Takeaways and Considerations
While there are some options for lower-risk investments in the cannabis industry by alcohol beverage suppliers in the U.S., the cannabis industry remains in uncharted territory, with no guarantee that federal enforcement relating to either domestic or offshore cannabis investments will not occur in the future. Accordingly, before making any such investment, a U.S. alcohol beverage supplier should consult with its attorney.
Michael B. Newman is a partner in Holland & Knight’s San Francisco office (www.hklaw.com) and head of the firm’s Alcohol Beverage Team. He focuses on counseling alcohol beverage and hospitality industry clients on national and international regulatory, contract, legislative and licensing matters, advertising and promotional law, importation matters, trade practices and inter-tier relations. He works with international importers, suppliers, exporters, domestic manufacturers, regional and local distributors and retailers across the United States. He can be reached at email@example.com.

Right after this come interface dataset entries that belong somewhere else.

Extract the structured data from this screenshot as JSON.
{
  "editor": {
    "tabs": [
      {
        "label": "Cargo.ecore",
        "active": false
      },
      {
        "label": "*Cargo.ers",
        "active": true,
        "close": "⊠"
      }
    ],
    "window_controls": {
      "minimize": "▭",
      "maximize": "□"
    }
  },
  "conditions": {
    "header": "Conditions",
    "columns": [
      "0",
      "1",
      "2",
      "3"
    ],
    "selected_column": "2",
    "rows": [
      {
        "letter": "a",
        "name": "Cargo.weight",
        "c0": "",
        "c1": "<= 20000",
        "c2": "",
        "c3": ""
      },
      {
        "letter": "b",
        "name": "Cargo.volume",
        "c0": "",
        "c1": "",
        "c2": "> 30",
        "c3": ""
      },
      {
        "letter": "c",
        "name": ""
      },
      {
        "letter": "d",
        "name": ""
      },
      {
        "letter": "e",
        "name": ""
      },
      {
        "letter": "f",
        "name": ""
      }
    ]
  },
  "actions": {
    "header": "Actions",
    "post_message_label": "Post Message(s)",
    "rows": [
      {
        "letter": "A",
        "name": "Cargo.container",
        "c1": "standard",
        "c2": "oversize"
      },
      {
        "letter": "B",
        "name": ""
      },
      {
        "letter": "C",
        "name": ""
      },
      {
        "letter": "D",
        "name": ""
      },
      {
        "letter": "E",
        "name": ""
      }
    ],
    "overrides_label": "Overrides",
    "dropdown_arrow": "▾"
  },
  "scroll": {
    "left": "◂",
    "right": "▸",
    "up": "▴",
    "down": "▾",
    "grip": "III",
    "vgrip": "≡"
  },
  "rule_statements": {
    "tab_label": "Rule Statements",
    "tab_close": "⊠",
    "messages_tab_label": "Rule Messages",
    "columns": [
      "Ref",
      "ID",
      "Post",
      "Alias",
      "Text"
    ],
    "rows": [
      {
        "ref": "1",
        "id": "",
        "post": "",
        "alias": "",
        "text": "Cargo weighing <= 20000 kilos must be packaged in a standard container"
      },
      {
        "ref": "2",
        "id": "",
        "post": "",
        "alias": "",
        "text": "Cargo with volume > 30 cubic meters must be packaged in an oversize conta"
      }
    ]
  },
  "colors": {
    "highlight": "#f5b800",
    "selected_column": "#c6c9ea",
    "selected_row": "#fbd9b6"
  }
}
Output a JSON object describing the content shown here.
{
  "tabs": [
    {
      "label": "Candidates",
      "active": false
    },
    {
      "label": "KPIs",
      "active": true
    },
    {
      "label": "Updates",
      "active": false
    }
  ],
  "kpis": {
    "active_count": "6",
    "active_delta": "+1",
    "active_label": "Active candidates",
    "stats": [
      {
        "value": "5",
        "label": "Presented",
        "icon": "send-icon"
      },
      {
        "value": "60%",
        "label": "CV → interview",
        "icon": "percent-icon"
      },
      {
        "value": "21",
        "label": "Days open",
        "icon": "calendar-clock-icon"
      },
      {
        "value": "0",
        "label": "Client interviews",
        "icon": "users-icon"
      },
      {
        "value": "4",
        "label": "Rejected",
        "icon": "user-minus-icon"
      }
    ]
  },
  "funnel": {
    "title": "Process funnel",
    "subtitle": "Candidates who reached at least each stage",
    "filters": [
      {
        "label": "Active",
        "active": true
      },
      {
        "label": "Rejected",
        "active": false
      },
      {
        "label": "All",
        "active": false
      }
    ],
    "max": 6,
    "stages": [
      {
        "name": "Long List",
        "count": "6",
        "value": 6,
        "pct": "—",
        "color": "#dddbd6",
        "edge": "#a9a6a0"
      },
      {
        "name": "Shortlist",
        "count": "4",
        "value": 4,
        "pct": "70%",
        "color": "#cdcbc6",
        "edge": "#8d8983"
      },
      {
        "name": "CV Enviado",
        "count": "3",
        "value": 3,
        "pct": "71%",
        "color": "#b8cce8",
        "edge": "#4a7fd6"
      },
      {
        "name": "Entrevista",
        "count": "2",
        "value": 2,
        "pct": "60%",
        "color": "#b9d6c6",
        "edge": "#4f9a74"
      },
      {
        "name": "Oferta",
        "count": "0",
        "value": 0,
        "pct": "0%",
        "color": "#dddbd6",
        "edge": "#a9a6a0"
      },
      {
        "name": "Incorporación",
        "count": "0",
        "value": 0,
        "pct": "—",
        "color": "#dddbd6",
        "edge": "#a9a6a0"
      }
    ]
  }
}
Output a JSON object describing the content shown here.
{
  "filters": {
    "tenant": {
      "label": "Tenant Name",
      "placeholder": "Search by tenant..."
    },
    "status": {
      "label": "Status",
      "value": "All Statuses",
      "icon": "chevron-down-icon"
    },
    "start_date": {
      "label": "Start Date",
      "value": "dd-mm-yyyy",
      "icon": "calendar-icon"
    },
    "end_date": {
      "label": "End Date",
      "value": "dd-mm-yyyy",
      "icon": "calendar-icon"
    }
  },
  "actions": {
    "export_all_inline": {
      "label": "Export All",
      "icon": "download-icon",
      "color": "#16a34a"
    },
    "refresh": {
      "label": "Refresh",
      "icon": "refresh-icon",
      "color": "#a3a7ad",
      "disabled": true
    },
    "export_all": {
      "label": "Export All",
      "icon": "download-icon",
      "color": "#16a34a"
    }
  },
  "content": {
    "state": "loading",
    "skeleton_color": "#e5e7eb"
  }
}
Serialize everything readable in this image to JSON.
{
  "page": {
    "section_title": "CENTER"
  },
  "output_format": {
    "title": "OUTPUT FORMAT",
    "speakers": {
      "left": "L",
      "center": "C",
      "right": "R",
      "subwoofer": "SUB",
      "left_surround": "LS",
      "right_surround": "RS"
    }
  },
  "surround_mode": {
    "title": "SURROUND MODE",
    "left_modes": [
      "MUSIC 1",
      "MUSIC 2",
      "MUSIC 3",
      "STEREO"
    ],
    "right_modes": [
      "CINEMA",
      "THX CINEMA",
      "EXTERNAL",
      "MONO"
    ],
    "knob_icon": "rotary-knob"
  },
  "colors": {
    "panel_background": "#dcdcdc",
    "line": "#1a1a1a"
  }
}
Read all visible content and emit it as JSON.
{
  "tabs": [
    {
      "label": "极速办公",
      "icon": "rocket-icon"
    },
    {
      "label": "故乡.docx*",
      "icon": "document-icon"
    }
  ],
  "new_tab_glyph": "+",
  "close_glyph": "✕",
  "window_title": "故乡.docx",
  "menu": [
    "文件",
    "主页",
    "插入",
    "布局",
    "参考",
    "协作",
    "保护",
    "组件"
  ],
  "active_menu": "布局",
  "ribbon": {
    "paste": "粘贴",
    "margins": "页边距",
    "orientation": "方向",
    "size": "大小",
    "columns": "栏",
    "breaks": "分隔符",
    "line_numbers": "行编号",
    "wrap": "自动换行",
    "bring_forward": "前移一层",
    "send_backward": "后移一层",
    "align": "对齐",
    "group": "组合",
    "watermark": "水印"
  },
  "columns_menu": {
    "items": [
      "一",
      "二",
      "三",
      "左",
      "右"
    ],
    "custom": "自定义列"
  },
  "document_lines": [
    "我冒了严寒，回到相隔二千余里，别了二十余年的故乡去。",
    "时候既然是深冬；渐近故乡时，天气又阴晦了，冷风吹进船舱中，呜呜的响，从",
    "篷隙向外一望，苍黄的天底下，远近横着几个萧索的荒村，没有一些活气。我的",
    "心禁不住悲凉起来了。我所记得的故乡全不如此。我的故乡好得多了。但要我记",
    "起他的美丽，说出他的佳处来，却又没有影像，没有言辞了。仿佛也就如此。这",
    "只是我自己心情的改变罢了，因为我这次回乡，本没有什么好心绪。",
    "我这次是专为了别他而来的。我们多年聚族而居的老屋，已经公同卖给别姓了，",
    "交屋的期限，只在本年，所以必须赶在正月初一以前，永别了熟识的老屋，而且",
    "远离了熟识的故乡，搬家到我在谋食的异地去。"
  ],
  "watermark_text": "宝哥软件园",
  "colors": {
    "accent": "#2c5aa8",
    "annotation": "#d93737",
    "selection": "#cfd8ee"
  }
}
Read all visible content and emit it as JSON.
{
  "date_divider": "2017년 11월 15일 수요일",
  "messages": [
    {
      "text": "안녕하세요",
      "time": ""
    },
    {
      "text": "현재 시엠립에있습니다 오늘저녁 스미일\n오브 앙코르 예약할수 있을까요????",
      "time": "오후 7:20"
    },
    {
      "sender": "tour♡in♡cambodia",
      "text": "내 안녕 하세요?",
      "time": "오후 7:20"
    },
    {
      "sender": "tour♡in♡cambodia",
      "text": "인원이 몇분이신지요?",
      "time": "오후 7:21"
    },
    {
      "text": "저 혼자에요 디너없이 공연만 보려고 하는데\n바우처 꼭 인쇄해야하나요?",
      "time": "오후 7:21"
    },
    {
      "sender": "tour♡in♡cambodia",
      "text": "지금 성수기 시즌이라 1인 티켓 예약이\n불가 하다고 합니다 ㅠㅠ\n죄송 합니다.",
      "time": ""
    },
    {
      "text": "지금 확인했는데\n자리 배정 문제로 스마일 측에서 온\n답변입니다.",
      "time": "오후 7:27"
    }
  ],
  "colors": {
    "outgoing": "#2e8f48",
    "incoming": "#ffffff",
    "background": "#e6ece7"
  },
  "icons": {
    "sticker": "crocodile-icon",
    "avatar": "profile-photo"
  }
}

Jason H. Barker is a Portland business attorney for Holland & Knight who practices in the areas of alcohol beverage regulation, corporate law and securities. He represents domestic and international clients, including breweries, distilleries, wineries, distributors, importers and retailers in all three tiers of the alcohol beverage industry. He can be reached at firstname.lastname@example.org.